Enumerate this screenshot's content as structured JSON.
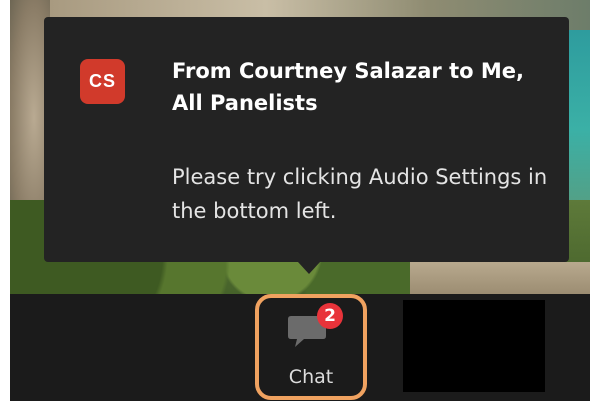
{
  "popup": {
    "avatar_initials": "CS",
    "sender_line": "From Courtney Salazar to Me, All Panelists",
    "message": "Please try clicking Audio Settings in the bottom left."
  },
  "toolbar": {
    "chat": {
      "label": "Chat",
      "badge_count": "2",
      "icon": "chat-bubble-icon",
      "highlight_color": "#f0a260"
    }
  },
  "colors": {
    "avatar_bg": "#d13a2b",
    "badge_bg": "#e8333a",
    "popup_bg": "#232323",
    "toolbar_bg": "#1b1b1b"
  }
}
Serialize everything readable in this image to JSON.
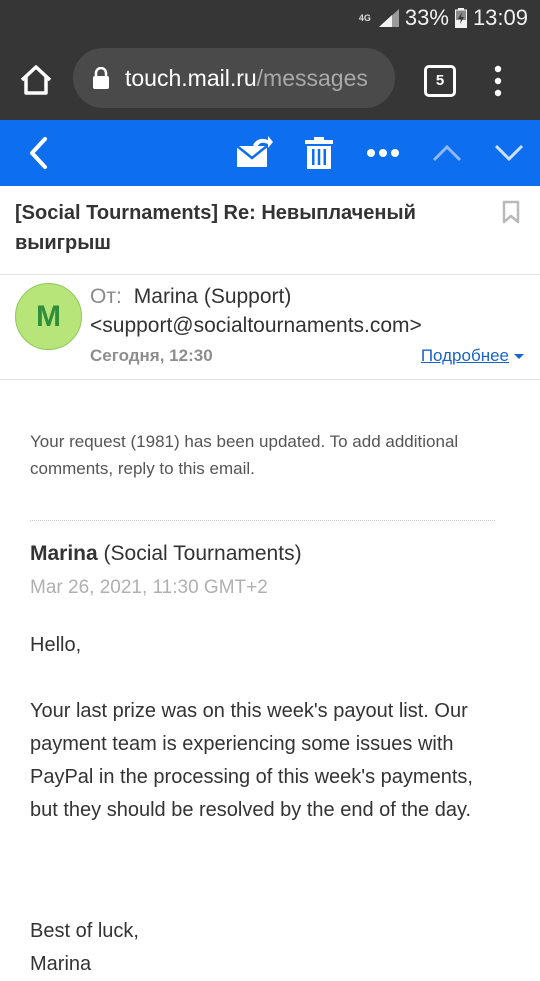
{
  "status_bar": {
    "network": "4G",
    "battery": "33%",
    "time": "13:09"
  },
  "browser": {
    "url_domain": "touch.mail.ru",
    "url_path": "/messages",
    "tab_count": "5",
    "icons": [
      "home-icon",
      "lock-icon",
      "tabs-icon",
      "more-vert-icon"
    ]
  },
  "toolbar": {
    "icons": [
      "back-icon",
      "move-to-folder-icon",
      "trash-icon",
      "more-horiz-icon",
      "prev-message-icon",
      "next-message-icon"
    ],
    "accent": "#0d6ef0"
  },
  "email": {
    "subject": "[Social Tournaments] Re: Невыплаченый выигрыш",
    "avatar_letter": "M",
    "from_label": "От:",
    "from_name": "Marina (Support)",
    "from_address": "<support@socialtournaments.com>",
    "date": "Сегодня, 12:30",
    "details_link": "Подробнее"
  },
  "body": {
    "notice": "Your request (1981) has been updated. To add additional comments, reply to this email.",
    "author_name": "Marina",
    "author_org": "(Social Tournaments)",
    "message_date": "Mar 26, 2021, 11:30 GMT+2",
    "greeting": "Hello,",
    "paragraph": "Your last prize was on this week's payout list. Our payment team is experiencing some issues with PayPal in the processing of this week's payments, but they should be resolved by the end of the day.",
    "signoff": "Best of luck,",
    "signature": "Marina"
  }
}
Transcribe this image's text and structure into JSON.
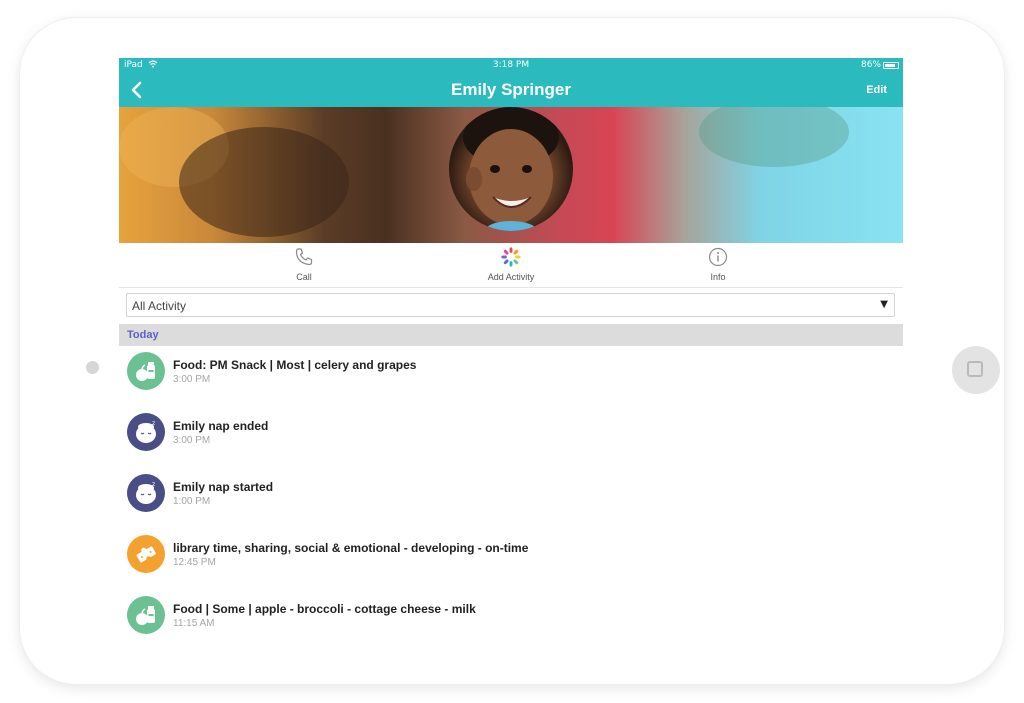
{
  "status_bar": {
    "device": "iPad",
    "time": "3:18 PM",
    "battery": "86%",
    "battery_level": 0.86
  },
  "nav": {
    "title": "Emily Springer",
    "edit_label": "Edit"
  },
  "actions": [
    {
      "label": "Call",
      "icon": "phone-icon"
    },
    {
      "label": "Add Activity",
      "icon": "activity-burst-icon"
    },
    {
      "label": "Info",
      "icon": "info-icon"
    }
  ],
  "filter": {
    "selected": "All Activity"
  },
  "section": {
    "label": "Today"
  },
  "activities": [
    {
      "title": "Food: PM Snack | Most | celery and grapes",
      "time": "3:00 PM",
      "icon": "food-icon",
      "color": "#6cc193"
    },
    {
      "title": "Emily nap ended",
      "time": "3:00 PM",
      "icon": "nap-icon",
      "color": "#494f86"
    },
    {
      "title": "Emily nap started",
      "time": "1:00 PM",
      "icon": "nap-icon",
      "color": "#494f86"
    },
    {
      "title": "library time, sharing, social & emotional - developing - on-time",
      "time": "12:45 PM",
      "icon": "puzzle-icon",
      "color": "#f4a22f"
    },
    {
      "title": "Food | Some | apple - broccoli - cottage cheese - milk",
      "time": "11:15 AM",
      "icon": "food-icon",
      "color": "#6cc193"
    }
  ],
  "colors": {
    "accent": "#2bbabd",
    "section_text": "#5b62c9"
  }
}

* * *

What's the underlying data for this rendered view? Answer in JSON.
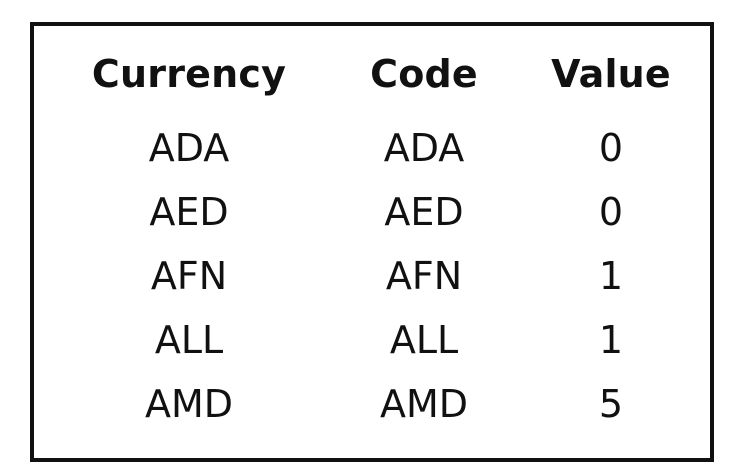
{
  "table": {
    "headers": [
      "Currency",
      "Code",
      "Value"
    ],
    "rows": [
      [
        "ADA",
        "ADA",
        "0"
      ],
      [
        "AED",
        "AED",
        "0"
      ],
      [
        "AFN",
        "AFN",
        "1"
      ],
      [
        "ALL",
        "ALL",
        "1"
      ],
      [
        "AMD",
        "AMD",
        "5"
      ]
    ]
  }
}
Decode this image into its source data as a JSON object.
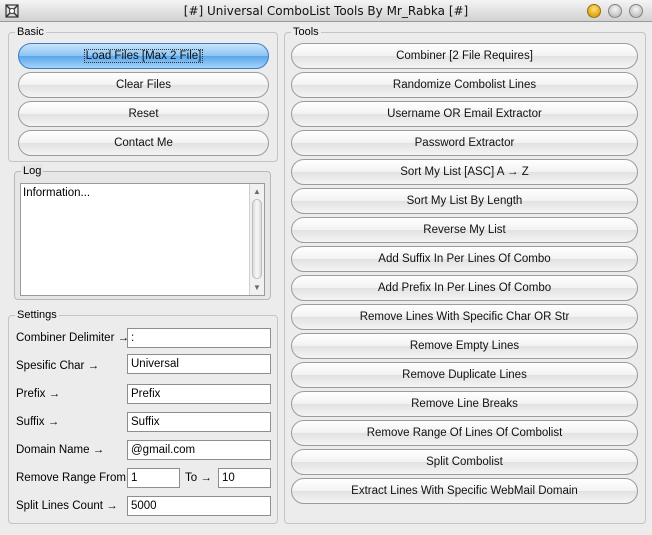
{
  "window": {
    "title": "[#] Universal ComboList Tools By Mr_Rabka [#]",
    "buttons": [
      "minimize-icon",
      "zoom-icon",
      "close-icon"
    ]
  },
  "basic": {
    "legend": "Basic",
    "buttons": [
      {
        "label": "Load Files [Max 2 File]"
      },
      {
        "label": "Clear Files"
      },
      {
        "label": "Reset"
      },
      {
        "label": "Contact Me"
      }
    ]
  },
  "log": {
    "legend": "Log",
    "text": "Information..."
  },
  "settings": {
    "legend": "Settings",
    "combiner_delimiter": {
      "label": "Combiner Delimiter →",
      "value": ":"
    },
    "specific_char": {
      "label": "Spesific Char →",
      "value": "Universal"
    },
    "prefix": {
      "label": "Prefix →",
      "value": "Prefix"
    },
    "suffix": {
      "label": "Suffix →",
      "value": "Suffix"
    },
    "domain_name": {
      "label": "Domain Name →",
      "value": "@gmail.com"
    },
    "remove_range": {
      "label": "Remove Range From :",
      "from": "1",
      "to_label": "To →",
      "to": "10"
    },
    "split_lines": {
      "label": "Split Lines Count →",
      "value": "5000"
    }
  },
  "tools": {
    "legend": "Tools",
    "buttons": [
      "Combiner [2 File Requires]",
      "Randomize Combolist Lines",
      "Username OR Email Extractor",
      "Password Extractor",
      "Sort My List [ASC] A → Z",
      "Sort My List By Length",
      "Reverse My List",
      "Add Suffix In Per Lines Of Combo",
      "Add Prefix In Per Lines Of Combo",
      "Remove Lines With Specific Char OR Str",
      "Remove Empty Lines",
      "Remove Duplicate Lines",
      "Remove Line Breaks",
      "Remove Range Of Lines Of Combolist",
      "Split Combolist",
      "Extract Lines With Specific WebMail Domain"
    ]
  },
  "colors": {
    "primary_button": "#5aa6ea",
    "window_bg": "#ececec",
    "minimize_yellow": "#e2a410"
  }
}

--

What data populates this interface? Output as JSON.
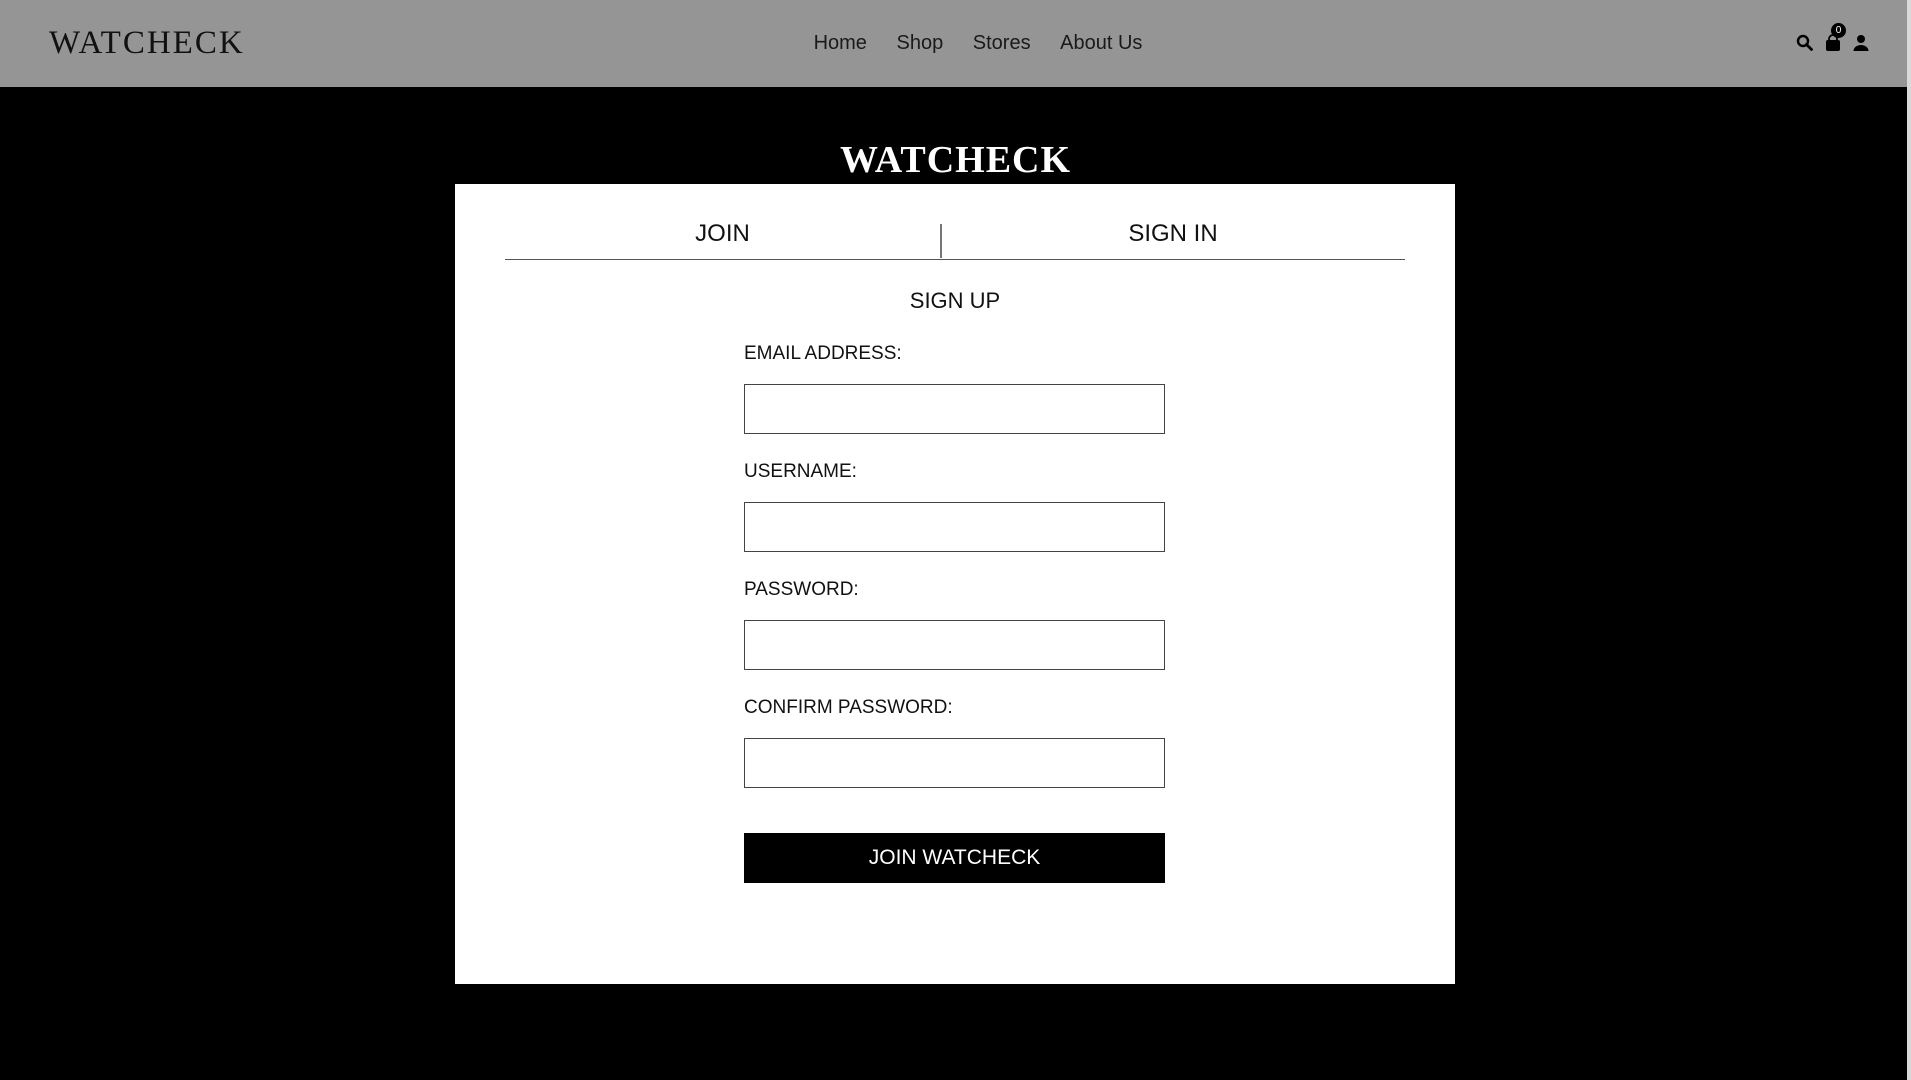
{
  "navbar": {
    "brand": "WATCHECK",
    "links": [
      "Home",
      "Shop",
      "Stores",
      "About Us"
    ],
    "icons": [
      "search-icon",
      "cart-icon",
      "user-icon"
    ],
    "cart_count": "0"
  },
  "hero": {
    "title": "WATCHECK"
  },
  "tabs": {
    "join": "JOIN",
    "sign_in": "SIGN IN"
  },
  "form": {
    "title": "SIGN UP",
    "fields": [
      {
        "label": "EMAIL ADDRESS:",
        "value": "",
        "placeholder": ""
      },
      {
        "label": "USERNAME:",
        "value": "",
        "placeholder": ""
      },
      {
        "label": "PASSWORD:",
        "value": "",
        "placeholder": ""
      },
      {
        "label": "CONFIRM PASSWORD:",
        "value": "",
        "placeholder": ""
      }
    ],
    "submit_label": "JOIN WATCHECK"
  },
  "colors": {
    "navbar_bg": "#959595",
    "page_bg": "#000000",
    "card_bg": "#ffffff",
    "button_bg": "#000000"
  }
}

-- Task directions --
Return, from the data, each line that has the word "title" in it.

-- Solved problem --
    "title": "Emily Springer",
      "title": "Food: PM Snack | Most | celery and grapes",
      "title": "Emily nap ended",
      "title": "Emily nap started",
      "title": "library time, sharing, social & emotional - developing - on-time",
      "title": "Food | Some | apple - broccoli - cottage cheese - milk",
    "title": "[#] Universal ComboList Tools By Mr_Rabka [#]",
    "title": "WATCHECK"
    "title": "SIGN UP",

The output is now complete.